The reaction in Israel to viral videos showing IDF “weakness” shows Israelis only care about what they look like in the West Bank, and not why they’re there to begin with. But of all the reactions, Israel’s Foreign Minister had the last laugh once again.
It’s been a bad week for us occupiers. Caught by the natives with our pants down. Twice!
First, there was this embarrassing moment in Hebron when IDF soldiers were sourrounded by Palestinian police:
But then came the worst, when Palestinians from the village of Kaddum threw stones on soldiers and the latter – are you sitting down? – ran away! I mean, everybody knows: As occupiers, showing signs of weakness makes it harder to rule.
See, what drives me crazy is how Israeli media reports this. It’s all about the weakness. The images. How we look. Our holy “deterrence.”
Not one reporter asked what those soldiers were doing in the middle of Hebron. Not one of them asked why those people in Kadum were marching, and what those soldiers were trying to prevent.
Nope. That’s not important. What’s important, apparently, is the shame, that could or could not have been avoided.
Apparently, the soldiers blame it on the kryptonite. Yeah, you heard me. Kryptonite.
T., a combatant in an infantry brigade, also claims that soldiers are not equipped to handle the complex situation on the ground. “There’s nothing more humiliating for a combatant than to see his friends run,” he says.
He criticizes the army for sending such a small group of soldiers to Qaddum on Friday at a particularly volatile time.
T. says the cameras on the ground undermine the forces’ efforts. “A commander or an officer sees a camera and becomes a diplomat, calculating every rubber bullet, every step. It’s intolerable, we’re left utterly exposed. The cameras are our kryptonite.”
Kryptonite or not, Israelis won’t stand for it. Shaul Mofaz, who may not even get into the Knesset after these elections, said that in his day, this embarrassing stuff would have never happened:
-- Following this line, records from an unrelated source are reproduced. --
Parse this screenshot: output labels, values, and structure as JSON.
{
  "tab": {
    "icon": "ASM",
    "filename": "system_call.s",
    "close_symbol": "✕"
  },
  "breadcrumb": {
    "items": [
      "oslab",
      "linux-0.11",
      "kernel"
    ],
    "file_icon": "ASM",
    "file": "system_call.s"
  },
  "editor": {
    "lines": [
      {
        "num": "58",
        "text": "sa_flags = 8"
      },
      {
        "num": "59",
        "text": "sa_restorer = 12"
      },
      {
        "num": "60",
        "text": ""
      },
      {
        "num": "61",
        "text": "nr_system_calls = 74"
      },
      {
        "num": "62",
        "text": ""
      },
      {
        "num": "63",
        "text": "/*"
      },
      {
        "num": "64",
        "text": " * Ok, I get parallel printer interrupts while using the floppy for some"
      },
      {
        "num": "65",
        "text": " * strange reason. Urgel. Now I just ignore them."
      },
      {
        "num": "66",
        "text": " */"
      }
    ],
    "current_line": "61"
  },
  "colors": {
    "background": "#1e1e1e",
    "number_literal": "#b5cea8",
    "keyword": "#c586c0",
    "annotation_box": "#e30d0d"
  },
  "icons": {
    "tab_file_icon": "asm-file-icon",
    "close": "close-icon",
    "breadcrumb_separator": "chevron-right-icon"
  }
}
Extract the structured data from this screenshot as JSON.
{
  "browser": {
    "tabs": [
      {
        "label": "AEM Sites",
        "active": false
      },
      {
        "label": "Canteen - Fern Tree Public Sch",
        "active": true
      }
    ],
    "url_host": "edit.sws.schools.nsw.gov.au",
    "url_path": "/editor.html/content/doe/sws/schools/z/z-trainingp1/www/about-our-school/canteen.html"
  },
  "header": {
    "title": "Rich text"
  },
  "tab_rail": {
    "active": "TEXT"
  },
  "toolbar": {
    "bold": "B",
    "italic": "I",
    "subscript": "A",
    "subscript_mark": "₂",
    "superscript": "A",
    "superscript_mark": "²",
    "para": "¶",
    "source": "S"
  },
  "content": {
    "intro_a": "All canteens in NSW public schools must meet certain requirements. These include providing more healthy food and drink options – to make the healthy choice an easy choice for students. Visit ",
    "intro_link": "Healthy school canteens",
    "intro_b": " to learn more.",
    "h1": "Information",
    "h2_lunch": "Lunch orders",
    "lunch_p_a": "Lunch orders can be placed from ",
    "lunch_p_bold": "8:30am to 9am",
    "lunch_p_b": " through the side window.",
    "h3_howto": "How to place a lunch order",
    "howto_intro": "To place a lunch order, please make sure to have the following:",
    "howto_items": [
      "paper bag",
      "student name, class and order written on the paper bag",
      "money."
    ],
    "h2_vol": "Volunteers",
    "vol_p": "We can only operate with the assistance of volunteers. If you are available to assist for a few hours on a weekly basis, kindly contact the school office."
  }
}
Kadima party chief and former IDF chief of General Staff Shaul Mofaz said soldiers should not be subject to restrictions in their response to demonstrators. Mofaz said the current climate in
the IDF is one in which soldiers fear that if they take action, they will have to face a court martial for fulfilling their duty.
Mofaz recalled that when he was commander of the 2002 Operation Defensive Shield to defeat terror in the West Bank, that was not the case.
“We didn’t stop to think, ‘What will they say,’” he said. “We got the job done.”
“In my opinion IDF soldiers should make maximal use of all weapons at their disposal if there is a threat to their lives, and they need to know they will have full support and understanding from all authorities if they have to do that.”
“It is unacceptable that Palestinian police slap and punch IDF soldiers and stay alive.”